A slot is a slit, hole, or other narrow opening used for receiving something, such as a coin. It can also refer to a position or assignment, as in “he got a good slot in the orchestra” or “She slotted herself into the chair.” The word can also describe an area of a vehicle, aircraft, or building, such as a window or a space between face-off circles on an ice hockey rink.

The pay table of a slot game is the way a player can find out how much they are likely to win based on the combination of symbols that appear on a payline. This information is normally displayed on the screen as a small table with different coloured boxes that show how the symbols have to land in order to trigger the different payout values. In addition to the regular payouts, a pay table will also display any bonus features that are available on a slot game.

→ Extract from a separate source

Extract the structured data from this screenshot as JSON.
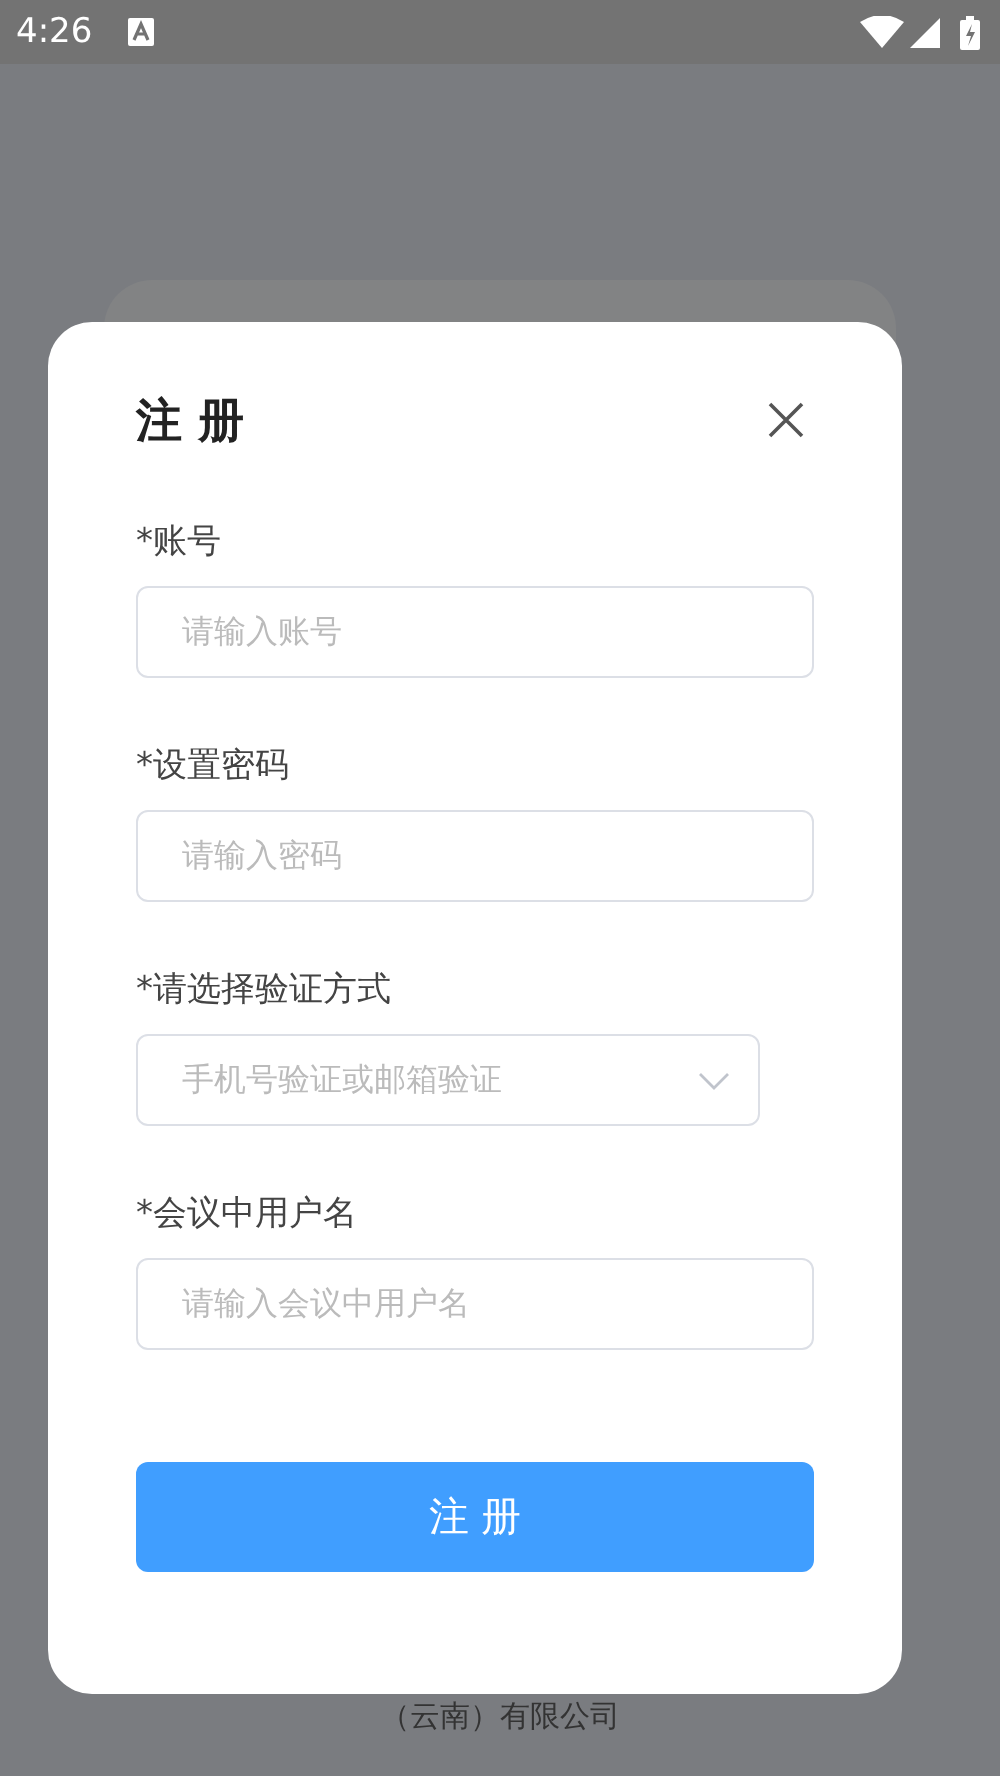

This is a very important part of any slot game as it gives the player an idea of how much they can expect to win and what they have to do in order to hit a jackpot or other special feature. These are often triggered by landing specific combinations of symbols on the reels and can add an extra dimension to the gameplay.

If you want to increase your chances of winning on a slot machine, then it is worth looking for one that has a high RTP (Return To Player) percentage. This means that the slot will pay out more money than it takes in, so you have a better chance of walking away with a big jackpot!

Unlike traditional slot machines, where a single symbol may only appear once on each reel, electronic slots use a random number generator to produce a sequence of numbers that correspond with the positions of symbols on each reel. The computer then uses an internal sequence table to map these numbers to the corresponding stops on each reel. This process is called the enumeration or mapping process.

In addition to the enumeration process, some modern slot games also have other methods of determining what combinations will yield a particular outcome. For example, some of them use an algorithm that weighs individual symbols differently based on their frequency.

The slot receiver is the position on a football team that most requires a player to have speed and twitchiness. These players typically play on passing downs and are responsible for running routes like slants, fades, and end-arounds that require them to run against linebackers.

The slot receiver is a vital piece of the puzzle for any offense and should not be taken lightly when choosing draft prospects. A great slot receiver can open up huge gaps in the defense and make any offense more dangerous. It is for this reason that many teams are willing to invest a lot of money into the position in order to develop the best possible talent.